Task directions: Skip the images and restate every line of the records exactly.

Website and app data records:
+ + + +

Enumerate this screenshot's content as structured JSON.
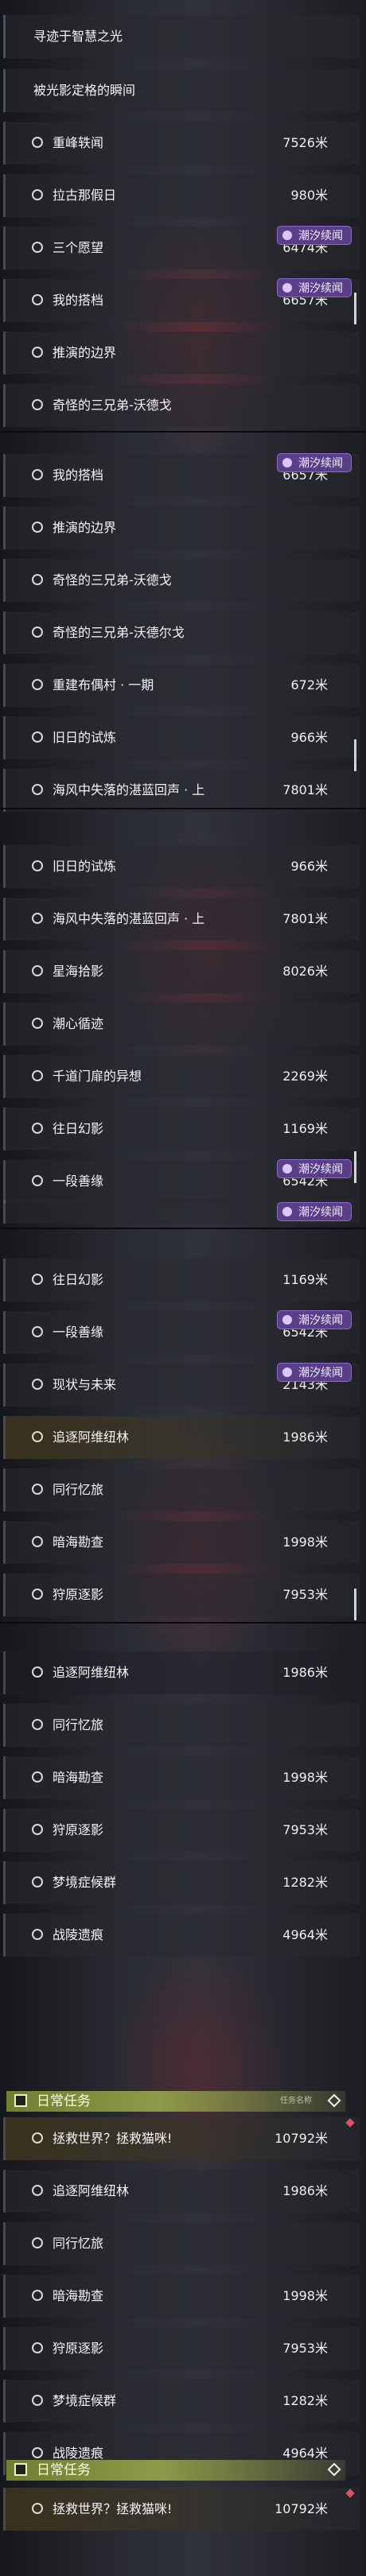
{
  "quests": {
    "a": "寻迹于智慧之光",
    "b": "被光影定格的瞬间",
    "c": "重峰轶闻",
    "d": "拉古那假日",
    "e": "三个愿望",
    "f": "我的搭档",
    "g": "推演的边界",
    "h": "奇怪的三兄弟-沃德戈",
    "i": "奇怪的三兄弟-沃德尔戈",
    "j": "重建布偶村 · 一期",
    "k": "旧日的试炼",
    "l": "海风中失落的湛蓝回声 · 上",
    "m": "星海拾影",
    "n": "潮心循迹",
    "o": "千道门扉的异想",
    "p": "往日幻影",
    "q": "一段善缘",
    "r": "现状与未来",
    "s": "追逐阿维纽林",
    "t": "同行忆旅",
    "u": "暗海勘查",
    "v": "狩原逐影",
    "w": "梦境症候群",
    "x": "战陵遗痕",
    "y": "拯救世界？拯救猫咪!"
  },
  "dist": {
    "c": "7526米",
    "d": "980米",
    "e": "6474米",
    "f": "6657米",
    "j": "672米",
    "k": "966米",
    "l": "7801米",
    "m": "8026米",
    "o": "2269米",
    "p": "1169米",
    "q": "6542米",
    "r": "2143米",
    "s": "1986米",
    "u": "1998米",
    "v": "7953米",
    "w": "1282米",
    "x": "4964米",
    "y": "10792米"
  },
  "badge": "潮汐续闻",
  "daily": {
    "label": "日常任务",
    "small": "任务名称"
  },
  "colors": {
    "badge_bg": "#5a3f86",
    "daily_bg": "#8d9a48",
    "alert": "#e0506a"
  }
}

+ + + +

Task response:
Enumerate this screenshot's content as structured JSON.
{
  "quests": {
    "a": "寻迹于智慧之光",
    "b": "被光影定格的瞬间",
    "c": "重峰轶闻",
    "d": "拉古那假日",
    "e": "三个愿望",
    "f": "我的搭档",
    "g": "推演的边界",
    "h": "奇怪的三兄弟-沃德戈",
    "i": "奇怪的三兄弟-沃德尔戈",
    "j": "重建布偶村 · 一期",
    "k": "旧日的试炼",
    "l": "海风中失落的湛蓝回声 · 上",
    "m": "星海拾影",
    "n": "潮心循迹",
    "o": "千道门扉的异想",
    "p": "往日幻影",
    "q": "一段善缘",
    "r": "现状与未来",
    "s": "追逐阿维纽林",
    "t": "同行忆旅",
    "u": "暗海勘查",
    "v": "狩原逐影",
    "w": "梦境症候群",
    "x": "战陵遗痕",
    "y": "拯救世界？拯救猫咪!"
  },
  "dist": {
    "c": "7526米",
    "d": "980米",
    "e": "6474米",
    "f": "6657米",
    "j": "672米",
    "k": "966米",
    "l": "7801米",
    "m": "8026米",
    "o": "2269米",
    "p": "1169米",
    "q": "6542米",
    "r": "2143米",
    "s": "1986米",
    "u": "1998米",
    "v": "7953米",
    "w": "1282米",
    "x": "4964米",
    "y": "10792米"
  },
  "badge": "潮汐续闻",
  "daily": {
    "label": "日常任务",
    "small": "任务名称"
  },
  "colors": {
    "badge_bg": "#5a3f86",
    "daily_bg": "#8d9a48",
    "alert": "#e0506a"
  }
}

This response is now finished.